## [WORK REQUEST]
Search the entries below. Return every line that has "title" in it.

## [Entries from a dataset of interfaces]
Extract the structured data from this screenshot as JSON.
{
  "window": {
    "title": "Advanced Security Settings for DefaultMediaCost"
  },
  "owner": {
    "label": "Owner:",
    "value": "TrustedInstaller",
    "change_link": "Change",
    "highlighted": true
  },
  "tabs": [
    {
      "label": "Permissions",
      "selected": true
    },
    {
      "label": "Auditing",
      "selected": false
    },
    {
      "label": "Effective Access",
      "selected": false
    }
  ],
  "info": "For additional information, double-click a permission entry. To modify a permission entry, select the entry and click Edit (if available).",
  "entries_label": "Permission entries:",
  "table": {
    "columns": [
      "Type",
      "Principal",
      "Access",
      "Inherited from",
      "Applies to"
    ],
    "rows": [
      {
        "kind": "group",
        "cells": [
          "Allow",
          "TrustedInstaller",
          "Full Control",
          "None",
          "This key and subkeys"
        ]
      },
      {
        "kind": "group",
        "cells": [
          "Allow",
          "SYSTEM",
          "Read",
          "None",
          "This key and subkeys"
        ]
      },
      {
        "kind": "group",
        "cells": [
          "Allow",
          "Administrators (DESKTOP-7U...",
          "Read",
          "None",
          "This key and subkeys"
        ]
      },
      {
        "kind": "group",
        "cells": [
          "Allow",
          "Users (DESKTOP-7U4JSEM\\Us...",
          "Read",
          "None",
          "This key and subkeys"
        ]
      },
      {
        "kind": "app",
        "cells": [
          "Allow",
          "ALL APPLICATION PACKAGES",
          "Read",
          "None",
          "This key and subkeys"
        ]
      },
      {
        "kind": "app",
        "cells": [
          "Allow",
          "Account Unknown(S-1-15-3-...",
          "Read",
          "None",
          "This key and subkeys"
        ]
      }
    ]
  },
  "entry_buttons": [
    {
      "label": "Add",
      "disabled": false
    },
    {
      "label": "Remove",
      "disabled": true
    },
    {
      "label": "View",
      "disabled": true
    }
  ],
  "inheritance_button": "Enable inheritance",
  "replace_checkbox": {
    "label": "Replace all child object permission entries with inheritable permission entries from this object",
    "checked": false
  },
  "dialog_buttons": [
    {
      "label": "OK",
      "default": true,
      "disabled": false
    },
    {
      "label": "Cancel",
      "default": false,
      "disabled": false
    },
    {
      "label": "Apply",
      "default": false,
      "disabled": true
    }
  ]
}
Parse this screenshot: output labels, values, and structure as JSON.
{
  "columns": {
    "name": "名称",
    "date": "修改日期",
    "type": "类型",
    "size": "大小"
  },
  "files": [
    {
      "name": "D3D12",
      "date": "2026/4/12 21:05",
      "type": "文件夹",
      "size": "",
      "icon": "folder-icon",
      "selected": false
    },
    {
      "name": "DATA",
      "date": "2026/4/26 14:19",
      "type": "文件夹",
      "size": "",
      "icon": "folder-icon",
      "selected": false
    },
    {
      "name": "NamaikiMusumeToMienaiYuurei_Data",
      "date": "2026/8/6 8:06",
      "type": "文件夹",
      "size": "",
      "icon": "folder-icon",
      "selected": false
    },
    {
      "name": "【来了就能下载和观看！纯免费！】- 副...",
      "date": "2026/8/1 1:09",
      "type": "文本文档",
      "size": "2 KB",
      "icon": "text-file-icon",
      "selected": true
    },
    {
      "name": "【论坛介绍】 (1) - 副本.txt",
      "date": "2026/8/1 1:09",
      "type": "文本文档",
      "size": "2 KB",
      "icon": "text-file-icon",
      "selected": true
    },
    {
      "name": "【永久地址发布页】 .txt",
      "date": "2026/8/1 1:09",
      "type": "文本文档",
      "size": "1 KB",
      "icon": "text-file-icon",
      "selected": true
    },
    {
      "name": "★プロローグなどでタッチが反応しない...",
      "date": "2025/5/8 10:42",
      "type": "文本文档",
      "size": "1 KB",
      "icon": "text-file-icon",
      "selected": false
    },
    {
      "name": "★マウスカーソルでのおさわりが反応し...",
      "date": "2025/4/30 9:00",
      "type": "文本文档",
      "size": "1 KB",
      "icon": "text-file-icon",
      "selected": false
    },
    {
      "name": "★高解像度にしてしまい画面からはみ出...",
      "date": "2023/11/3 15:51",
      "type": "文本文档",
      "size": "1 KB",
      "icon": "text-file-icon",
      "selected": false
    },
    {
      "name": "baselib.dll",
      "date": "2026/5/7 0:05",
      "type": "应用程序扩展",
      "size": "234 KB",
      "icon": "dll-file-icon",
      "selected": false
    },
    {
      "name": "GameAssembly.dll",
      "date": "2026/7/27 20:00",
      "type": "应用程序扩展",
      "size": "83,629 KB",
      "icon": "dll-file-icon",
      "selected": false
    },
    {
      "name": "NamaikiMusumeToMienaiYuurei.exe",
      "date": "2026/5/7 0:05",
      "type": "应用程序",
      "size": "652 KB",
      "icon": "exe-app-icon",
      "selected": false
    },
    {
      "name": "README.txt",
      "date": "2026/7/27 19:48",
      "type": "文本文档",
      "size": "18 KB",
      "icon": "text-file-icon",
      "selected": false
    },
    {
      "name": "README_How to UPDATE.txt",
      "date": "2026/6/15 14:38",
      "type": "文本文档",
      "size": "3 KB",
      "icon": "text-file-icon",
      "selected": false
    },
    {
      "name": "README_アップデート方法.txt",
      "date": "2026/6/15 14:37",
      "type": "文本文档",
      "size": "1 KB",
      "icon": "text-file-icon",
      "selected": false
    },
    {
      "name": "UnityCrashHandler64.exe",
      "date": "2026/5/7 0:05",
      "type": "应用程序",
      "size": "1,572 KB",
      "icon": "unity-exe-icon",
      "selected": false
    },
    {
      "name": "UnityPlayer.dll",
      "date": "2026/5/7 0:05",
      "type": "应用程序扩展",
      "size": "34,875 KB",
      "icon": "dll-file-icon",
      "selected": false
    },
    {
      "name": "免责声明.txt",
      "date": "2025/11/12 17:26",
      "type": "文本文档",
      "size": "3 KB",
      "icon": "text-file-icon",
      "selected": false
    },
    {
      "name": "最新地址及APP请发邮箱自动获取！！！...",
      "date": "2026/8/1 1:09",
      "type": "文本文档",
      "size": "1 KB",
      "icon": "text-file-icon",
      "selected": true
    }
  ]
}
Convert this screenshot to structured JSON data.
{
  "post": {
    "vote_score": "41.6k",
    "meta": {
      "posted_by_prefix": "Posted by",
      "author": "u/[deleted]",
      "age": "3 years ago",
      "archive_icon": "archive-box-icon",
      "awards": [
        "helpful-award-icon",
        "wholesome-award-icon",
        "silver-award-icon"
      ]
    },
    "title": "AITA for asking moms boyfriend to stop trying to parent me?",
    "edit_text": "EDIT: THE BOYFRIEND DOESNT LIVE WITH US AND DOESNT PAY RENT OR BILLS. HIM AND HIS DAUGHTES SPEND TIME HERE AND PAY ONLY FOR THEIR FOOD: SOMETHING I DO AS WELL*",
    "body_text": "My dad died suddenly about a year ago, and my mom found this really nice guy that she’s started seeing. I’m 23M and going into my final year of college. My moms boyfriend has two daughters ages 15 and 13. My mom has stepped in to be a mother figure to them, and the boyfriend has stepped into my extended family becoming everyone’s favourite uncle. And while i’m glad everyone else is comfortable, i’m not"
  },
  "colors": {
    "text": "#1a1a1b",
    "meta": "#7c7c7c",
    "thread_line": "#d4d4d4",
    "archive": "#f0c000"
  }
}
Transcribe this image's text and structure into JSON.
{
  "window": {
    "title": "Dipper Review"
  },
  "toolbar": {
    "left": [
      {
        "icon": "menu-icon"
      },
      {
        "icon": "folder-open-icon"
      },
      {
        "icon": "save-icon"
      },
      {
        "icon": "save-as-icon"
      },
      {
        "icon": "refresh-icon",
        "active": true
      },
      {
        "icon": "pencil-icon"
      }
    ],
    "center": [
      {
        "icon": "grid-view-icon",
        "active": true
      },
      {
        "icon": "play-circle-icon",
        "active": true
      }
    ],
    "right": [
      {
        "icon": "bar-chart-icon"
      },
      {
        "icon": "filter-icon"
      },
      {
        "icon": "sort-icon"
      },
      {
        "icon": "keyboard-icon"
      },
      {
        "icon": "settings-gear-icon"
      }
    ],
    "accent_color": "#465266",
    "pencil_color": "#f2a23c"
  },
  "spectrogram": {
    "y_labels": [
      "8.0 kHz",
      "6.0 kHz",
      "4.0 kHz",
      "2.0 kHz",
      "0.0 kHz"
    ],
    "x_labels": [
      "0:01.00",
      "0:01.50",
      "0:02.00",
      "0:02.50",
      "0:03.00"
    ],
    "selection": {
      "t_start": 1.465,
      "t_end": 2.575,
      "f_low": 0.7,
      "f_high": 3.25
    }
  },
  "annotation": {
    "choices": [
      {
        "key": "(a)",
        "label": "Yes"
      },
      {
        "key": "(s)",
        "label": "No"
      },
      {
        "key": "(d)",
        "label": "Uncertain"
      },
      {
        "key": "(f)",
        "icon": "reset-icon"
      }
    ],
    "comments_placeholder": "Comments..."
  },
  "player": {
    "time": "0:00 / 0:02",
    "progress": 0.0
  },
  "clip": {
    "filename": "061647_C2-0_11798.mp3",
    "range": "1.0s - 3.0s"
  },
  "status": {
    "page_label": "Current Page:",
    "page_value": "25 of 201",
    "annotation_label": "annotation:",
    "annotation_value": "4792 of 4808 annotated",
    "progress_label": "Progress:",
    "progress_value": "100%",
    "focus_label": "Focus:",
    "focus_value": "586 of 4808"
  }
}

## [TASK SOLUTION]
    "title": "Advanced Security Settings for DefaultMediaCost"
    "title": "AITA for asking moms boyfriend to stop trying to parent me?",
    "title": "Dipper Review"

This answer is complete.